Gramercy either gets a negative pickup from Universal — in which U takes the ancillary rights and Gramercy takes the theatrical — or from Polygram, in which films are produced and developed through Gramercy. Schwartz says he is intent on finding the filmmakers and stars with whom Gramercy can develop relationships for the future.
Gramercy gets a lot of support from Universal — everything from use of computers to hooking its trailers to U’s releases — and yet it competes with U for exhibition space. “It’s worked very well,” Schwartz said. “Our main thing was to hit the ground running and make the exhibitors believe we have product that will work for them. So far, they’ve been playing ball.”
HIGH POINTS: Nine Oscar nominations for “Howards End,” best foreign-language film Academy Award for “Indochine” and a cumulative box office gross of $ 23 million in its first year.
Tom Bernard, who left Orion Classics along with Michael Barker and Marcie Bloom to top Sony Pictures Classics, said, “I don’t think many can point to that much at the box office in their first year as a start-up. To leave Orion, walk across the street, put out a shingle and release 13 movies in a year is something we’re very proud of. We also proved that you can have specialized distribution and do (studio-level business) with ‘Howards End.’ ”
LOW POINTS: Critics were mixed on “Orlando.””We thought it would get great reviews,” said Bernard, adding that critics were favorable in New York and Los Angeles but cold and clammy in the middle of the country.
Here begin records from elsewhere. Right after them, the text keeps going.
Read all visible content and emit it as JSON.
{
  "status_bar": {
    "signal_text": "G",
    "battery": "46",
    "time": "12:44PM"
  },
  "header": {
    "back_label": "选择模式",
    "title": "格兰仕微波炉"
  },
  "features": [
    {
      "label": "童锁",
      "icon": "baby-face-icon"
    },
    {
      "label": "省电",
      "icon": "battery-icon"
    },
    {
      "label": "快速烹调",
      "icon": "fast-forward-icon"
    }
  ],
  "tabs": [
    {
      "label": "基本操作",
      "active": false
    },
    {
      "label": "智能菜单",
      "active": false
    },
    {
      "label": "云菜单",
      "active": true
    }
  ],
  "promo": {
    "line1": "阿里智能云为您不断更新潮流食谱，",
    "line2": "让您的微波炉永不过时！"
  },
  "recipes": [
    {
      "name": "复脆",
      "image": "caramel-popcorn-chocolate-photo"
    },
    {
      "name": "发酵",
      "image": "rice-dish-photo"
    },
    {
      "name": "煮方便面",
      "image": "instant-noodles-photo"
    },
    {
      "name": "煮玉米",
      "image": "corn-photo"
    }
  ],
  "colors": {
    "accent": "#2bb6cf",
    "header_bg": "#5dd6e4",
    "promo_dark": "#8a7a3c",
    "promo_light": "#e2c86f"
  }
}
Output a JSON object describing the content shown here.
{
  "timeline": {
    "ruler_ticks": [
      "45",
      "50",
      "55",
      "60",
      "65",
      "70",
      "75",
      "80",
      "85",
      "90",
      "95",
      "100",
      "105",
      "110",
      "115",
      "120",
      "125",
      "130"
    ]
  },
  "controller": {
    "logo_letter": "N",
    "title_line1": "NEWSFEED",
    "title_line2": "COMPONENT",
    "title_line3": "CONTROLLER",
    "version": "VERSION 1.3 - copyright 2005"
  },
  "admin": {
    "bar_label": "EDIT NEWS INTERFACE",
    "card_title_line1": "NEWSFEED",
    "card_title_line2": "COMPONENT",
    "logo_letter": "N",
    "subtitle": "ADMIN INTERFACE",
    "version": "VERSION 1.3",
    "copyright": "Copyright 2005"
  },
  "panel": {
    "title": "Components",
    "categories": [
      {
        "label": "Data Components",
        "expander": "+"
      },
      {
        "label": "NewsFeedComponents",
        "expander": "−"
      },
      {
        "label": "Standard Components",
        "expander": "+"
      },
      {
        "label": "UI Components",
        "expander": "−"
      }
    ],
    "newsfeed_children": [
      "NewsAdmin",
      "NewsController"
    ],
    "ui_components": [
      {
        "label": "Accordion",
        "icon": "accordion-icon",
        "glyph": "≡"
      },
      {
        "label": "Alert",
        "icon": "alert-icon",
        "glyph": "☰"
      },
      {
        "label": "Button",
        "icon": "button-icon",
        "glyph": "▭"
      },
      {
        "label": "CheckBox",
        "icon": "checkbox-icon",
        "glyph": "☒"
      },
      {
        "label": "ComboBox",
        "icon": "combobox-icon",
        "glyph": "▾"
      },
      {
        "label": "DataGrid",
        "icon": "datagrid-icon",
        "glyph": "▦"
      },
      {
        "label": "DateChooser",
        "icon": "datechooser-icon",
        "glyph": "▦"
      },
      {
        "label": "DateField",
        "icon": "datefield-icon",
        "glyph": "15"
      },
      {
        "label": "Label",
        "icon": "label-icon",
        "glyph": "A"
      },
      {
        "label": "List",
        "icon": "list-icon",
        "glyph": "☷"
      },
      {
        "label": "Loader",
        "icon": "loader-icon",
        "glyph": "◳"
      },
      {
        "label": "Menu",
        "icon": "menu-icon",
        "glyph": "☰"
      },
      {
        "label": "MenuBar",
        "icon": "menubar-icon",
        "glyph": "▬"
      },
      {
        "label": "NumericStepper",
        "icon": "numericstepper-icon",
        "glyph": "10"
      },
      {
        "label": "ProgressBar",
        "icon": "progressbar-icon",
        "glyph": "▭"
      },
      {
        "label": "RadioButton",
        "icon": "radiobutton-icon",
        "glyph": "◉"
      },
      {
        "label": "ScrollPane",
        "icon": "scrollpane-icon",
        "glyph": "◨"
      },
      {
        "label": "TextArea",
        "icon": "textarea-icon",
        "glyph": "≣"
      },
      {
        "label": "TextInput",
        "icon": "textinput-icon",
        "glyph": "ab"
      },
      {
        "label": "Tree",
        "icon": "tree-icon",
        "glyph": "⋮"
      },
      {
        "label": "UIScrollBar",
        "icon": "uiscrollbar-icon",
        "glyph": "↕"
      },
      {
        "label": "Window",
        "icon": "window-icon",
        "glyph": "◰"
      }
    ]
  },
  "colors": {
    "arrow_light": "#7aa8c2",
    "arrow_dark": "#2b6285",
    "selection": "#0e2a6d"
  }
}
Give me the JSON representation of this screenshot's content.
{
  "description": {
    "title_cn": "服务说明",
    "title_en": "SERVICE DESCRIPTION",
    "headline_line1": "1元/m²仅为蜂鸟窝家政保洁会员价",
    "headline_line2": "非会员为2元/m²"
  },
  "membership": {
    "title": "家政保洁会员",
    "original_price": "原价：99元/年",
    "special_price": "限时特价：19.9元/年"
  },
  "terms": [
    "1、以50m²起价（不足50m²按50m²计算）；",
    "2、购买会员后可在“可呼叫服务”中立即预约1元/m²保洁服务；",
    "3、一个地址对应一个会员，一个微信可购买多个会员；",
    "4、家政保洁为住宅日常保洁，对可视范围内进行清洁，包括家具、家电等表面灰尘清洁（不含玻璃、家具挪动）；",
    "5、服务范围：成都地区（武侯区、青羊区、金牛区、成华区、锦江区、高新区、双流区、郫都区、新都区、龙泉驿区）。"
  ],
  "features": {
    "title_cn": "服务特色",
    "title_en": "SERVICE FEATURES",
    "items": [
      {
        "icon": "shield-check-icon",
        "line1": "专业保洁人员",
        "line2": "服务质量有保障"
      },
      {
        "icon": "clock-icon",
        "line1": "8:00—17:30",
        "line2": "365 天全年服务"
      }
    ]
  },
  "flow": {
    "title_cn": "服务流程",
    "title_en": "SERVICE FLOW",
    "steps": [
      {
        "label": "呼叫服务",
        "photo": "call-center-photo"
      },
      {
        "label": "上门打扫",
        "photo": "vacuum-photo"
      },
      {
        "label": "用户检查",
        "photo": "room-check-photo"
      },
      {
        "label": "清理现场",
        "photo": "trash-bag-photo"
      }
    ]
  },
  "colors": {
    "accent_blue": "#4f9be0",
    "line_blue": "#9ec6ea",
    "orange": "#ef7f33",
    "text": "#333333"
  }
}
LOOKING FORWARD: SPC has high hopes for “Belle Epoque” and “Germinal,” which opened Dec. 13 with positive reviews during a Los Angeles Oscar qualification run. The pair could score as two of the top-grossing international pix of the year. “Pure Formality” will test the star power of Gerard Depardieu and Roman Polanski (as an actor).
COMPETITIVE APPROACH: In an era when prices for specialized films continue to escalate, SPC plans to toe the line and rely on filmmaker relationships and marketing and distribution strategies to fill the pipeline.
“We’re not going to change acquisitions style or distribution style to compete with someone for the sake of competition,” said Bernard. “There have been many companies that have come and gone, and we’ve always stayed on course.”